### ACTION ITEM
Starting at the top line, print the entries below exactly as they are and skip every picture.

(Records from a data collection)
————————

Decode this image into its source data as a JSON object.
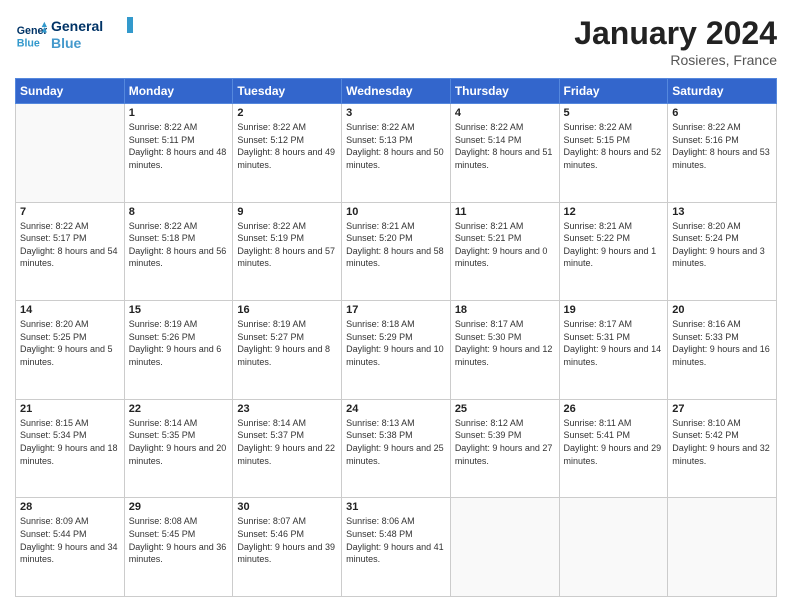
{
  "logo": {
    "line1": "General",
    "line2": "Blue"
  },
  "header": {
    "title": "January 2024",
    "location": "Rosieres, France"
  },
  "days_of_week": [
    "Sunday",
    "Monday",
    "Tuesday",
    "Wednesday",
    "Thursday",
    "Friday",
    "Saturday"
  ],
  "weeks": [
    [
      {
        "day": "",
        "sunrise": "",
        "sunset": "",
        "daylight": ""
      },
      {
        "day": "1",
        "sunrise": "Sunrise: 8:22 AM",
        "sunset": "Sunset: 5:11 PM",
        "daylight": "Daylight: 8 hours and 48 minutes."
      },
      {
        "day": "2",
        "sunrise": "Sunrise: 8:22 AM",
        "sunset": "Sunset: 5:12 PM",
        "daylight": "Daylight: 8 hours and 49 minutes."
      },
      {
        "day": "3",
        "sunrise": "Sunrise: 8:22 AM",
        "sunset": "Sunset: 5:13 PM",
        "daylight": "Daylight: 8 hours and 50 minutes."
      },
      {
        "day": "4",
        "sunrise": "Sunrise: 8:22 AM",
        "sunset": "Sunset: 5:14 PM",
        "daylight": "Daylight: 8 hours and 51 minutes."
      },
      {
        "day": "5",
        "sunrise": "Sunrise: 8:22 AM",
        "sunset": "Sunset: 5:15 PM",
        "daylight": "Daylight: 8 hours and 52 minutes."
      },
      {
        "day": "6",
        "sunrise": "Sunrise: 8:22 AM",
        "sunset": "Sunset: 5:16 PM",
        "daylight": "Daylight: 8 hours and 53 minutes."
      }
    ],
    [
      {
        "day": "7",
        "sunrise": "Sunrise: 8:22 AM",
        "sunset": "Sunset: 5:17 PM",
        "daylight": "Daylight: 8 hours and 54 minutes."
      },
      {
        "day": "8",
        "sunrise": "Sunrise: 8:22 AM",
        "sunset": "Sunset: 5:18 PM",
        "daylight": "Daylight: 8 hours and 56 minutes."
      },
      {
        "day": "9",
        "sunrise": "Sunrise: 8:22 AM",
        "sunset": "Sunset: 5:19 PM",
        "daylight": "Daylight: 8 hours and 57 minutes."
      },
      {
        "day": "10",
        "sunrise": "Sunrise: 8:21 AM",
        "sunset": "Sunset: 5:20 PM",
        "daylight": "Daylight: 8 hours and 58 minutes."
      },
      {
        "day": "11",
        "sunrise": "Sunrise: 8:21 AM",
        "sunset": "Sunset: 5:21 PM",
        "daylight": "Daylight: 9 hours and 0 minutes."
      },
      {
        "day": "12",
        "sunrise": "Sunrise: 8:21 AM",
        "sunset": "Sunset: 5:22 PM",
        "daylight": "Daylight: 9 hours and 1 minute."
      },
      {
        "day": "13",
        "sunrise": "Sunrise: 8:20 AM",
        "sunset": "Sunset: 5:24 PM",
        "daylight": "Daylight: 9 hours and 3 minutes."
      }
    ],
    [
      {
        "day": "14",
        "sunrise": "Sunrise: 8:20 AM",
        "sunset": "Sunset: 5:25 PM",
        "daylight": "Daylight: 9 hours and 5 minutes."
      },
      {
        "day": "15",
        "sunrise": "Sunrise: 8:19 AM",
        "sunset": "Sunset: 5:26 PM",
        "daylight": "Daylight: 9 hours and 6 minutes."
      },
      {
        "day": "16",
        "sunrise": "Sunrise: 8:19 AM",
        "sunset": "Sunset: 5:27 PM",
        "daylight": "Daylight: 9 hours and 8 minutes."
      },
      {
        "day": "17",
        "sunrise": "Sunrise: 8:18 AM",
        "sunset": "Sunset: 5:29 PM",
        "daylight": "Daylight: 9 hours and 10 minutes."
      },
      {
        "day": "18",
        "sunrise": "Sunrise: 8:17 AM",
        "sunset": "Sunset: 5:30 PM",
        "daylight": "Daylight: 9 hours and 12 minutes."
      },
      {
        "day": "19",
        "sunrise": "Sunrise: 8:17 AM",
        "sunset": "Sunset: 5:31 PM",
        "daylight": "Daylight: 9 hours and 14 minutes."
      },
      {
        "day": "20",
        "sunrise": "Sunrise: 8:16 AM",
        "sunset": "Sunset: 5:33 PM",
        "daylight": "Daylight: 9 hours and 16 minutes."
      }
    ],
    [
      {
        "day": "21",
        "sunrise": "Sunrise: 8:15 AM",
        "sunset": "Sunset: 5:34 PM",
        "daylight": "Daylight: 9 hours and 18 minutes."
      },
      {
        "day": "22",
        "sunrise": "Sunrise: 8:14 AM",
        "sunset": "Sunset: 5:35 PM",
        "daylight": "Daylight: 9 hours and 20 minutes."
      },
      {
        "day": "23",
        "sunrise": "Sunrise: 8:14 AM",
        "sunset": "Sunset: 5:37 PM",
        "daylight": "Daylight: 9 hours and 22 minutes."
      },
      {
        "day": "24",
        "sunrise": "Sunrise: 8:13 AM",
        "sunset": "Sunset: 5:38 PM",
        "daylight": "Daylight: 9 hours and 25 minutes."
      },
      {
        "day": "25",
        "sunrise": "Sunrise: 8:12 AM",
        "sunset": "Sunset: 5:39 PM",
        "daylight": "Daylight: 9 hours and 27 minutes."
      },
      {
        "day": "26",
        "sunrise": "Sunrise: 8:11 AM",
        "sunset": "Sunset: 5:41 PM",
        "daylight": "Daylight: 9 hours and 29 minutes."
      },
      {
        "day": "27",
        "sunrise": "Sunrise: 8:10 AM",
        "sunset": "Sunset: 5:42 PM",
        "daylight": "Daylight: 9 hours and 32 minutes."
      }
    ],
    [
      {
        "day": "28",
        "sunrise": "Sunrise: 8:09 AM",
        "sunset": "Sunset: 5:44 PM",
        "daylight": "Daylight: 9 hours and 34 minutes."
      },
      {
        "day": "29",
        "sunrise": "Sunrise: 8:08 AM",
        "sunset": "Sunset: 5:45 PM",
        "daylight": "Daylight: 9 hours and 36 minutes."
      },
      {
        "day": "30",
        "sunrise": "Sunrise: 8:07 AM",
        "sunset": "Sunset: 5:46 PM",
        "daylight": "Daylight: 9 hours and 39 minutes."
      },
      {
        "day": "31",
        "sunrise": "Sunrise: 8:06 AM",
        "sunset": "Sunset: 5:48 PM",
        "daylight": "Daylight: 9 hours and 41 minutes."
      },
      {
        "day": "",
        "sunrise": "",
        "sunset": "",
        "daylight": ""
      },
      {
        "day": "",
        "sunrise": "",
        "sunset": "",
        "daylight": ""
      },
      {
        "day": "",
        "sunrise": "",
        "sunset": "",
        "daylight": ""
      }
    ]
  ]
}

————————

### SOLUTION FOR THIS TASK
Decode this image into its source data as a JSON object.
{
  "logo": {
    "line1": "General",
    "line2": "Blue"
  },
  "header": {
    "title": "January 2024",
    "location": "Rosieres, France"
  },
  "days_of_week": [
    "Sunday",
    "Monday",
    "Tuesday",
    "Wednesday",
    "Thursday",
    "Friday",
    "Saturday"
  ],
  "weeks": [
    [
      {
        "day": "",
        "sunrise": "",
        "sunset": "",
        "daylight": ""
      },
      {
        "day": "1",
        "sunrise": "Sunrise: 8:22 AM",
        "sunset": "Sunset: 5:11 PM",
        "daylight": "Daylight: 8 hours and 48 minutes."
      },
      {
        "day": "2",
        "sunrise": "Sunrise: 8:22 AM",
        "sunset": "Sunset: 5:12 PM",
        "daylight": "Daylight: 8 hours and 49 minutes."
      },
      {
        "day": "3",
        "sunrise": "Sunrise: 8:22 AM",
        "sunset": "Sunset: 5:13 PM",
        "daylight": "Daylight: 8 hours and 50 minutes."
      },
      {
        "day": "4",
        "sunrise": "Sunrise: 8:22 AM",
        "sunset": "Sunset: 5:14 PM",
        "daylight": "Daylight: 8 hours and 51 minutes."
      },
      {
        "day": "5",
        "sunrise": "Sunrise: 8:22 AM",
        "sunset": "Sunset: 5:15 PM",
        "daylight": "Daylight: 8 hours and 52 minutes."
      },
      {
        "day": "6",
        "sunrise": "Sunrise: 8:22 AM",
        "sunset": "Sunset: 5:16 PM",
        "daylight": "Daylight: 8 hours and 53 minutes."
      }
    ],
    [
      {
        "day": "7",
        "sunrise": "Sunrise: 8:22 AM",
        "sunset": "Sunset: 5:17 PM",
        "daylight": "Daylight: 8 hours and 54 minutes."
      },
      {
        "day": "8",
        "sunrise": "Sunrise: 8:22 AM",
        "sunset": "Sunset: 5:18 PM",
        "daylight": "Daylight: 8 hours and 56 minutes."
      },
      {
        "day": "9",
        "sunrise": "Sunrise: 8:22 AM",
        "sunset": "Sunset: 5:19 PM",
        "daylight": "Daylight: 8 hours and 57 minutes."
      },
      {
        "day": "10",
        "sunrise": "Sunrise: 8:21 AM",
        "sunset": "Sunset: 5:20 PM",
        "daylight": "Daylight: 8 hours and 58 minutes."
      },
      {
        "day": "11",
        "sunrise": "Sunrise: 8:21 AM",
        "sunset": "Sunset: 5:21 PM",
        "daylight": "Daylight: 9 hours and 0 minutes."
      },
      {
        "day": "12",
        "sunrise": "Sunrise: 8:21 AM",
        "sunset": "Sunset: 5:22 PM",
        "daylight": "Daylight: 9 hours and 1 minute."
      },
      {
        "day": "13",
        "sunrise": "Sunrise: 8:20 AM",
        "sunset": "Sunset: 5:24 PM",
        "daylight": "Daylight: 9 hours and 3 minutes."
      }
    ],
    [
      {
        "day": "14",
        "sunrise": "Sunrise: 8:20 AM",
        "sunset": "Sunset: 5:25 PM",
        "daylight": "Daylight: 9 hours and 5 minutes."
      },
      {
        "day": "15",
        "sunrise": "Sunrise: 8:19 AM",
        "sunset": "Sunset: 5:26 PM",
        "daylight": "Daylight: 9 hours and 6 minutes."
      },
      {
        "day": "16",
        "sunrise": "Sunrise: 8:19 AM",
        "sunset": "Sunset: 5:27 PM",
        "daylight": "Daylight: 9 hours and 8 minutes."
      },
      {
        "day": "17",
        "sunrise": "Sunrise: 8:18 AM",
        "sunset": "Sunset: 5:29 PM",
        "daylight": "Daylight: 9 hours and 10 minutes."
      },
      {
        "day": "18",
        "sunrise": "Sunrise: 8:17 AM",
        "sunset": "Sunset: 5:30 PM",
        "daylight": "Daylight: 9 hours and 12 minutes."
      },
      {
        "day": "19",
        "sunrise": "Sunrise: 8:17 AM",
        "sunset": "Sunset: 5:31 PM",
        "daylight": "Daylight: 9 hours and 14 minutes."
      },
      {
        "day": "20",
        "sunrise": "Sunrise: 8:16 AM",
        "sunset": "Sunset: 5:33 PM",
        "daylight": "Daylight: 9 hours and 16 minutes."
      }
    ],
    [
      {
        "day": "21",
        "sunrise": "Sunrise: 8:15 AM",
        "sunset": "Sunset: 5:34 PM",
        "daylight": "Daylight: 9 hours and 18 minutes."
      },
      {
        "day": "22",
        "sunrise": "Sunrise: 8:14 AM",
        "sunset": "Sunset: 5:35 PM",
        "daylight": "Daylight: 9 hours and 20 minutes."
      },
      {
        "day": "23",
        "sunrise": "Sunrise: 8:14 AM",
        "sunset": "Sunset: 5:37 PM",
        "daylight": "Daylight: 9 hours and 22 minutes."
      },
      {
        "day": "24",
        "sunrise": "Sunrise: 8:13 AM",
        "sunset": "Sunset: 5:38 PM",
        "daylight": "Daylight: 9 hours and 25 minutes."
      },
      {
        "day": "25",
        "sunrise": "Sunrise: 8:12 AM",
        "sunset": "Sunset: 5:39 PM",
        "daylight": "Daylight: 9 hours and 27 minutes."
      },
      {
        "day": "26",
        "sunrise": "Sunrise: 8:11 AM",
        "sunset": "Sunset: 5:41 PM",
        "daylight": "Daylight: 9 hours and 29 minutes."
      },
      {
        "day": "27",
        "sunrise": "Sunrise: 8:10 AM",
        "sunset": "Sunset: 5:42 PM",
        "daylight": "Daylight: 9 hours and 32 minutes."
      }
    ],
    [
      {
        "day": "28",
        "sunrise": "Sunrise: 8:09 AM",
        "sunset": "Sunset: 5:44 PM",
        "daylight": "Daylight: 9 hours and 34 minutes."
      },
      {
        "day": "29",
        "sunrise": "Sunrise: 8:08 AM",
        "sunset": "Sunset: 5:45 PM",
        "daylight": "Daylight: 9 hours and 36 minutes."
      },
      {
        "day": "30",
        "sunrise": "Sunrise: 8:07 AM",
        "sunset": "Sunset: 5:46 PM",
        "daylight": "Daylight: 9 hours and 39 minutes."
      },
      {
        "day": "31",
        "sunrise": "Sunrise: 8:06 AM",
        "sunset": "Sunset: 5:48 PM",
        "daylight": "Daylight: 9 hours and 41 minutes."
      },
      {
        "day": "",
        "sunrise": "",
        "sunset": "",
        "daylight": ""
      },
      {
        "day": "",
        "sunrise": "",
        "sunset": "",
        "daylight": ""
      },
      {
        "day": "",
        "sunrise": "",
        "sunset": "",
        "daylight": ""
      }
    ]
  ]
}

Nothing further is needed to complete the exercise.